(Beginning of INPUT FOR THIS TASK)

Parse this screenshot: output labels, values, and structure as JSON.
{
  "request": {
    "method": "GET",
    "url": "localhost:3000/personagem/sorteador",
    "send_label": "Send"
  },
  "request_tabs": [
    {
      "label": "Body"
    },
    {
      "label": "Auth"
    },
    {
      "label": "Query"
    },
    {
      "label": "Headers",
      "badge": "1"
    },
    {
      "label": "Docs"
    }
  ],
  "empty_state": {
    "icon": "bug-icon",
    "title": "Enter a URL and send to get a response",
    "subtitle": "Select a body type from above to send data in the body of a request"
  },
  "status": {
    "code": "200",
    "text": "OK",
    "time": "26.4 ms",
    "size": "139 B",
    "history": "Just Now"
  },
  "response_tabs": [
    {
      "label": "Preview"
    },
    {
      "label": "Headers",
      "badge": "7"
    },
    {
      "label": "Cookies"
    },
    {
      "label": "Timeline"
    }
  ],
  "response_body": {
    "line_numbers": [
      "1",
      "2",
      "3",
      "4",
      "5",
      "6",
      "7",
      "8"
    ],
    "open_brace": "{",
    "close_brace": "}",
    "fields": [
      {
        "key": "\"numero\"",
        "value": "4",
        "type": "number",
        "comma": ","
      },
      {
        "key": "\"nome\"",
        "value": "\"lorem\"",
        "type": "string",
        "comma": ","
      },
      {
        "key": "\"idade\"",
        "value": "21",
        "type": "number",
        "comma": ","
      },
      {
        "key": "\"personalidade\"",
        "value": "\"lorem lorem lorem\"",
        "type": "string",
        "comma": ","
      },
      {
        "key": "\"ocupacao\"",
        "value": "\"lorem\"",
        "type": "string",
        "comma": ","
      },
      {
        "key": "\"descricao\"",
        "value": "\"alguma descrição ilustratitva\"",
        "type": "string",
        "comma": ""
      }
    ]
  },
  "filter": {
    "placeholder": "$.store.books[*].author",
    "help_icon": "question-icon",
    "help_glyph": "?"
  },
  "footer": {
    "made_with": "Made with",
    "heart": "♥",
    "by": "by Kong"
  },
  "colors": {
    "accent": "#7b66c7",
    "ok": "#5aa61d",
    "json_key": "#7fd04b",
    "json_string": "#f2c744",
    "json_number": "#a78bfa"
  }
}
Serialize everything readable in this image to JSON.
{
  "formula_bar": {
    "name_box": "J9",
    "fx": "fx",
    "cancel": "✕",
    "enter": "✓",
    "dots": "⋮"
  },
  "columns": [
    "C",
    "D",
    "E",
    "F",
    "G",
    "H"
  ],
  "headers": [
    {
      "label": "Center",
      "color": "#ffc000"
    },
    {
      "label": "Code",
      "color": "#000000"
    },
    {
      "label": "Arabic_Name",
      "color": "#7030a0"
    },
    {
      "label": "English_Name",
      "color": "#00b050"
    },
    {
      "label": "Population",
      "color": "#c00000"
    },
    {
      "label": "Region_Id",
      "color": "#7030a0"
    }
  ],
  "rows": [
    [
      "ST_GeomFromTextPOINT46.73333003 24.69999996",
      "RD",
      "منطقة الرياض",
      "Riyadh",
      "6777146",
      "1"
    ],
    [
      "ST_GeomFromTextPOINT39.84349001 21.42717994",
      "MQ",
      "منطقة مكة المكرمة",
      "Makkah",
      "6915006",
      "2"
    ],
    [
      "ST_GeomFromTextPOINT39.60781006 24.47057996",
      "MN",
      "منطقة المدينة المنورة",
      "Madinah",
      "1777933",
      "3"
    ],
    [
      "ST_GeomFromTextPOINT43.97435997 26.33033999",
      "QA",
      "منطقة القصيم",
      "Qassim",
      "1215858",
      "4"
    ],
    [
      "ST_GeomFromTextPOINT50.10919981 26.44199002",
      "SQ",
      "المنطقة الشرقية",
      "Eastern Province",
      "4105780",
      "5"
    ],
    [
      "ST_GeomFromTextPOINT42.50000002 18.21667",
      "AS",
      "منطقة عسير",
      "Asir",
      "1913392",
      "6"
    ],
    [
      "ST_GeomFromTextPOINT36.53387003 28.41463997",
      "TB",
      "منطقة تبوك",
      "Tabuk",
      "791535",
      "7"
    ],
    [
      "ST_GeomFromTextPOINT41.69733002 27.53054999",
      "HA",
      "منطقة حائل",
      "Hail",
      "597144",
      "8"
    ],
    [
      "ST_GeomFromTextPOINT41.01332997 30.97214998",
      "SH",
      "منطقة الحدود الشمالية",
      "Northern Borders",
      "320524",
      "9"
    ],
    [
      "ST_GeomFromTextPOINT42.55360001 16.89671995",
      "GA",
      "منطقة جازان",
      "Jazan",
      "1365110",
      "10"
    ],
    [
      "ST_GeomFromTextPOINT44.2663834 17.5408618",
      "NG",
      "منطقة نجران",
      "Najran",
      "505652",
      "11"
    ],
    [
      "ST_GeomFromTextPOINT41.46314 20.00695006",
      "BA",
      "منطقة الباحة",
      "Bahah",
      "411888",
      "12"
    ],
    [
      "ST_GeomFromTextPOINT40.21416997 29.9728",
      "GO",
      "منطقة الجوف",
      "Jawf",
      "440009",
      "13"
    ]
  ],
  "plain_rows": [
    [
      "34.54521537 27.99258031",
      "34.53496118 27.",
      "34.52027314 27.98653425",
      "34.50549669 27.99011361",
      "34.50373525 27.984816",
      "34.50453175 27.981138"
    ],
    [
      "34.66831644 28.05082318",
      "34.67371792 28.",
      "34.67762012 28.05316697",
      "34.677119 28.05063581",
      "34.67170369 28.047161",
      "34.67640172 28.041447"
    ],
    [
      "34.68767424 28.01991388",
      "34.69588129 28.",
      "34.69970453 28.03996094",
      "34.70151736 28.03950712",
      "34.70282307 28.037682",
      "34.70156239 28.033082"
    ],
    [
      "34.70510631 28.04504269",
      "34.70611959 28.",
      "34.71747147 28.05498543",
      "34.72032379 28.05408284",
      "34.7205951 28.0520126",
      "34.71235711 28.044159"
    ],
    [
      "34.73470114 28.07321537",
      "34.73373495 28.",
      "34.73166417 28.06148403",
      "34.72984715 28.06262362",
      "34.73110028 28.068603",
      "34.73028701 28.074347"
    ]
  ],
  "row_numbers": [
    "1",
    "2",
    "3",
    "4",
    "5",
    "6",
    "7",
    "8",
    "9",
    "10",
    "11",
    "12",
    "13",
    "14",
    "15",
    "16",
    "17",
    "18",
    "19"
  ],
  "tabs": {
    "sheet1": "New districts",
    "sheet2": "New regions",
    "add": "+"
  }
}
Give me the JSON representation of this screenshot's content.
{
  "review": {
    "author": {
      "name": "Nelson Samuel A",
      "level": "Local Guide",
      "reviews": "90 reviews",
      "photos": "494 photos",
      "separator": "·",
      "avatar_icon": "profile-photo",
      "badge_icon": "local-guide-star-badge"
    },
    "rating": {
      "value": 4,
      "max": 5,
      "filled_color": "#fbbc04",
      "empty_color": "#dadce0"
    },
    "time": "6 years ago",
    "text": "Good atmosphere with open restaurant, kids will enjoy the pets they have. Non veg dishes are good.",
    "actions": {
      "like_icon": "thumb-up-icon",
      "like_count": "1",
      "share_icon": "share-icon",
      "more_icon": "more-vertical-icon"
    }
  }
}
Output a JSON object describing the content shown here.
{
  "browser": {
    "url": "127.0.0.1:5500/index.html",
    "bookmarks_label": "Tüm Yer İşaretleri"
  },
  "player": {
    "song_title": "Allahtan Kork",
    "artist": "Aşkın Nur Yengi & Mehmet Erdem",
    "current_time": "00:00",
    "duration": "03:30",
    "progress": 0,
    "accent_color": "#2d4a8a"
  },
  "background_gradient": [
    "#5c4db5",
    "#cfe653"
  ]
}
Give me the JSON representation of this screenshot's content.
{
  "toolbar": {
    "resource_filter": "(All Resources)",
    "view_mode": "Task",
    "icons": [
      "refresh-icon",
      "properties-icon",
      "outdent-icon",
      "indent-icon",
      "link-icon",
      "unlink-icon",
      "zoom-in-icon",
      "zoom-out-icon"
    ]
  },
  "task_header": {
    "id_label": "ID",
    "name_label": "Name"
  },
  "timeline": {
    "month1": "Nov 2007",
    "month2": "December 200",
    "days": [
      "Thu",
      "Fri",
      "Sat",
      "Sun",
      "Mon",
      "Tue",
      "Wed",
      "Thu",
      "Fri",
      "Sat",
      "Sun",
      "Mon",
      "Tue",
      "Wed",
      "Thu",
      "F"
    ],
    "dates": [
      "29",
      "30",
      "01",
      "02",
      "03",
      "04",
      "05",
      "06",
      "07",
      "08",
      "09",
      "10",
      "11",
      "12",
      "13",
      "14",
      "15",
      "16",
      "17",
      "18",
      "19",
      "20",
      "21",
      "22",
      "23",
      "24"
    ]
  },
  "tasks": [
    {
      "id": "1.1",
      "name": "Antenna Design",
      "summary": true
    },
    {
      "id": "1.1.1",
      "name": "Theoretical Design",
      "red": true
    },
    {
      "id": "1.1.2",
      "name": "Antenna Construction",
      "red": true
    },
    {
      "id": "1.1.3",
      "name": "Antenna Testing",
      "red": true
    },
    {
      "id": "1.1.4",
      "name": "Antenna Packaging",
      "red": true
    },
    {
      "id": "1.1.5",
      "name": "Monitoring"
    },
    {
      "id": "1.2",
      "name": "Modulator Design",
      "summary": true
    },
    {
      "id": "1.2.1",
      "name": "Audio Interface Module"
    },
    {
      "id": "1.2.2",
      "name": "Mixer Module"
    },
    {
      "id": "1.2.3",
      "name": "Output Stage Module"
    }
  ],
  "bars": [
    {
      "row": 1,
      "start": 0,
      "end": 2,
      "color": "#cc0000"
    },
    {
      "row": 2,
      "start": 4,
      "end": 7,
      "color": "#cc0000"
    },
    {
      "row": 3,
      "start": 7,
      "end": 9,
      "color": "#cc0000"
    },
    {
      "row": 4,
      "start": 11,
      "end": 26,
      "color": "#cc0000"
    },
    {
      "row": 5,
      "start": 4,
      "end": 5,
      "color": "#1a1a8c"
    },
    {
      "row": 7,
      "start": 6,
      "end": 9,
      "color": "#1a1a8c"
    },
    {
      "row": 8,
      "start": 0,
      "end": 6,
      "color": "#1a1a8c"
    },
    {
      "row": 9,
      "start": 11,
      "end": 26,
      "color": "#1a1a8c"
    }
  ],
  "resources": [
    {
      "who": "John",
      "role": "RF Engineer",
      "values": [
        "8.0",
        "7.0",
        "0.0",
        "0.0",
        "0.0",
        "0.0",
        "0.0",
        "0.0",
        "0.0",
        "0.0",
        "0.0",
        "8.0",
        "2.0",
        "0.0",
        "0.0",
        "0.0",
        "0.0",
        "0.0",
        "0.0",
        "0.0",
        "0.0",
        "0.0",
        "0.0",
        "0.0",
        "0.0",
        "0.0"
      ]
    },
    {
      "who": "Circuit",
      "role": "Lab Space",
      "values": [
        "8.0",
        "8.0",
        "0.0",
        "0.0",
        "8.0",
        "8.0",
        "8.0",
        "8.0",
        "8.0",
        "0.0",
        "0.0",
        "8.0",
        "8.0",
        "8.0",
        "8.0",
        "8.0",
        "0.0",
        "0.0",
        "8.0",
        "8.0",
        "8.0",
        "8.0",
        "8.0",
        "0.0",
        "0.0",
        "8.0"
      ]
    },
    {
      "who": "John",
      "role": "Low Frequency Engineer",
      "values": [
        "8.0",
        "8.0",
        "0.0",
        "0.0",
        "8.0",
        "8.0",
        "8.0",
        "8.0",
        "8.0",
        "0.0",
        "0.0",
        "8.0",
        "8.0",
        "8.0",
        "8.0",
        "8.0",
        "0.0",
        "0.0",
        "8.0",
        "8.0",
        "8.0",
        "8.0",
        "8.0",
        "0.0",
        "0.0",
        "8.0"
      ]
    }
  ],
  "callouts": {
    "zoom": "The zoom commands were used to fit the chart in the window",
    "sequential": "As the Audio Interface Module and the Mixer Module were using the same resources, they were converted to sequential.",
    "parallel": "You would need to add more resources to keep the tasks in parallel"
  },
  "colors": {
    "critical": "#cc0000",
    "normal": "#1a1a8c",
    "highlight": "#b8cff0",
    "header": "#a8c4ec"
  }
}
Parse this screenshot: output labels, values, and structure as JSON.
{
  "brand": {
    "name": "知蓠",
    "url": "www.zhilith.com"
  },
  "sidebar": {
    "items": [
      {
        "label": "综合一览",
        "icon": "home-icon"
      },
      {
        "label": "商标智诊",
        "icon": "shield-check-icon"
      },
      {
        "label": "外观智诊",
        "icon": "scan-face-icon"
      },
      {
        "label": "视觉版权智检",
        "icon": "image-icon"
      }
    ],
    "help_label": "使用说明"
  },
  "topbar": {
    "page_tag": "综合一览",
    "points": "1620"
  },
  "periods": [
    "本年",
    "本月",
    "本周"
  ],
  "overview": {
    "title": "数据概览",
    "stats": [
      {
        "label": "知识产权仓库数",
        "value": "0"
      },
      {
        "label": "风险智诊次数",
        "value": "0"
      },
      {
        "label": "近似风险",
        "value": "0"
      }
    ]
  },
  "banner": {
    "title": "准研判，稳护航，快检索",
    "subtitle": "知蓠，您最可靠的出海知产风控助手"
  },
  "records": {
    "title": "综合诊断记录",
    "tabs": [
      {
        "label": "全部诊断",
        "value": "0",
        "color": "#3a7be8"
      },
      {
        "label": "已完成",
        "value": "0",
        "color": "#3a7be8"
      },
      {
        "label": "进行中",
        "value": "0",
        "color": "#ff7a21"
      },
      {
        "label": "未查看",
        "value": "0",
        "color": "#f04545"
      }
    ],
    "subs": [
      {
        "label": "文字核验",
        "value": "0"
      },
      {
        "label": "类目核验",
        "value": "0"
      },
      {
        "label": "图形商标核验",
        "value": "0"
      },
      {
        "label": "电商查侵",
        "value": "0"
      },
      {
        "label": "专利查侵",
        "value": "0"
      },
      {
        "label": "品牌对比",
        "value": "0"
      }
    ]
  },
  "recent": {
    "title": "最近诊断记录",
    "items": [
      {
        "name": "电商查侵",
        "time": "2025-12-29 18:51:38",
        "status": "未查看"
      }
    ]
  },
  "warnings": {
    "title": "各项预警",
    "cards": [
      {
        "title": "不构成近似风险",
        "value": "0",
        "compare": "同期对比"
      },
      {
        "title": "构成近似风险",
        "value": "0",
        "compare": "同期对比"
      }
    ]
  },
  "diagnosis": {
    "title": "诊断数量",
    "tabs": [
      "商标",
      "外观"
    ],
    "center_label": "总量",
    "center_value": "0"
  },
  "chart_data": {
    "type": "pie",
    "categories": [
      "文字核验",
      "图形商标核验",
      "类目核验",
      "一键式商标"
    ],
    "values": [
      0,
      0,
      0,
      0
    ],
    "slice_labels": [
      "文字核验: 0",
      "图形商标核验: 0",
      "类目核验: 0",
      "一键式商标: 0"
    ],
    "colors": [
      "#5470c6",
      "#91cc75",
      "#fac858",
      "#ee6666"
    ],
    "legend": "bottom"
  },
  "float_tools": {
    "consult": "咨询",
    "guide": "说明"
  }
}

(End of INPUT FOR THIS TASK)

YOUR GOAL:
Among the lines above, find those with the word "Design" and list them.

ANSWER TO THIS EXERCISE:
      "name": "Antenna Design",
      "name": "Theoretical Design",
      "name": "Modulator Design",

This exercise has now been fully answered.